  29. Sanjuan B, Millot R, Dezayes C, Brach M. Main characteristics of the deep geothermal brine (5km) at Soultz-sous-Forêts (France) determined using geochemical and tracer data. C R Geosci. 2010;342:546–59.View ArticleGoogle Scholar
  30. Savage D, Bateman K, Richards HG. Granite-water interactions in a flow-through experimental system with applications to the hot dry rock geothermal system at Rosemanowes, Cornwall, U.K. Appl Geochem. 1992;7:223–41.View ArticleGoogle Scholar

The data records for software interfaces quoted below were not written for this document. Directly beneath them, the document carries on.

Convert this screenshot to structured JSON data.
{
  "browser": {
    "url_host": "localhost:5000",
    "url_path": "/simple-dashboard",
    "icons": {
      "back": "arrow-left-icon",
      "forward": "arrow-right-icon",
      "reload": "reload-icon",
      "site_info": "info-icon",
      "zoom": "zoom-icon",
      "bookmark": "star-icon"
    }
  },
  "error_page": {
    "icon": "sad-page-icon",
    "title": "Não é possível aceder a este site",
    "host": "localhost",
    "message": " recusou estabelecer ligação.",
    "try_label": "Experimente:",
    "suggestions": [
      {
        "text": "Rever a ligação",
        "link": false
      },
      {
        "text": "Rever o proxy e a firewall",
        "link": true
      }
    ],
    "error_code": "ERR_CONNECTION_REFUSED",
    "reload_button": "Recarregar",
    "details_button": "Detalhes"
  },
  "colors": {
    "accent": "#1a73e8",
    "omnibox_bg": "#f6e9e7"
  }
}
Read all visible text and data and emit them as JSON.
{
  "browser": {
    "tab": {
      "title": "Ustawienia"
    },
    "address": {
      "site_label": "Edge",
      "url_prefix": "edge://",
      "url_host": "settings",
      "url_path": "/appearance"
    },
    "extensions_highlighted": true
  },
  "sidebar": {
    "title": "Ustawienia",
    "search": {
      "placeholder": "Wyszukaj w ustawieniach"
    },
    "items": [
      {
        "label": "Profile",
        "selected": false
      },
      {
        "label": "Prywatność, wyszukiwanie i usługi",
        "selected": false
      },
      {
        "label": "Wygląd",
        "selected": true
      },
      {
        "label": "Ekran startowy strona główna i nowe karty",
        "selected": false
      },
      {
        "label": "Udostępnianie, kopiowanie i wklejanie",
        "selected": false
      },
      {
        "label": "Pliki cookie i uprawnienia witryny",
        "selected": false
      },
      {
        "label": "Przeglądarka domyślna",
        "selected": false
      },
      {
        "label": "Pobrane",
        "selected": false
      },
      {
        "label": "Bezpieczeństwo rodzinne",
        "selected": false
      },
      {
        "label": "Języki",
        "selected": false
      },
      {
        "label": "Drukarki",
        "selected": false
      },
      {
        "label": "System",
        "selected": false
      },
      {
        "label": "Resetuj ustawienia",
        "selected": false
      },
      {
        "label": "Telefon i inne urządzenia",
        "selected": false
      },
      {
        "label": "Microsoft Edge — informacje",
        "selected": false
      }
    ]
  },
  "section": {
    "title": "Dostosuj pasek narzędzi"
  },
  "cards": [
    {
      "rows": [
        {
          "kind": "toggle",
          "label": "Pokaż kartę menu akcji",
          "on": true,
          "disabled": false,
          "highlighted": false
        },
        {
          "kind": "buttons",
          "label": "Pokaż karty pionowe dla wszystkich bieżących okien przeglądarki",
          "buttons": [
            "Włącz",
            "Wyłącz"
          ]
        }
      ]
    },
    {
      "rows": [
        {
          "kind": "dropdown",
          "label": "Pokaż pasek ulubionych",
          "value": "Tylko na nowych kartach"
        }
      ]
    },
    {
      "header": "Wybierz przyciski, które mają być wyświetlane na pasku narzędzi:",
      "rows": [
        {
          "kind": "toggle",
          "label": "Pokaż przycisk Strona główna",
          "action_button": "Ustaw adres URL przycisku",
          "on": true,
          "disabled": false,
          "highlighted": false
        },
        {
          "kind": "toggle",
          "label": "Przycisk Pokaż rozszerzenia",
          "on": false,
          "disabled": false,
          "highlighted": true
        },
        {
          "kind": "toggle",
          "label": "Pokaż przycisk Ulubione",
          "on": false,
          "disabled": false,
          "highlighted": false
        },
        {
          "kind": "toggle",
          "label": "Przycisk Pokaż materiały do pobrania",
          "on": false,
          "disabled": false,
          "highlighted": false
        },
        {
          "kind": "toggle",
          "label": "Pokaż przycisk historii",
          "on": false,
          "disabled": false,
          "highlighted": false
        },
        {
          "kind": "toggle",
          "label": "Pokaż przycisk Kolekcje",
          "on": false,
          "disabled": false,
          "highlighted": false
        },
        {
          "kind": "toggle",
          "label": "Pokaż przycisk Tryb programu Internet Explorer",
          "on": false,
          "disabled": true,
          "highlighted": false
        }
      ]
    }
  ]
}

  31. Scheiber J, Seibt A, Birner J, Cuenot N, Genter A, Moeckes W. Barite scale control at the Soultz-sous-Forêts (France) EGS site. In: Proceedings, 38 workshop on geothermal reservoir engineering, Stanford University, Stanford, California. 24–26 February 2014. 2014.Google Scholar
  32. Schmidt RB, Bucher K, Drüppel K, Stober I. Experimental interaction of hydrothermal Na-Cl solution with fracture surfaces of geothermal reservoir sandstone of the Upper Rhine Graben. Appl Geochem. 2017;81:36–52.View ArticleGoogle Scholar
  33. Soni JP, Islam N, Basak P. An experimental evaluation of non-Darcian flow in porous media. J Hydrogeol. 1978;38:231–41.Google Scholar
  34. Stober I, Bucher K. Geothermie. Heidelberg: Springer; 2012.View ArticleGoogle Scholar
  35. Tutolo BM, Luhmann AJ, Kong X, Saar MO, Seyfried WE. CO2 sequestration in feldspar-rich sandstone: coupled evolution of fluid chemistry, mineral reaction rates, and hydrogeochemical properties. Geochim Cosmochim Acta. 2015;160:132–54.View ArticleGoogle Scholar

Copyright

© The Author(s) 2017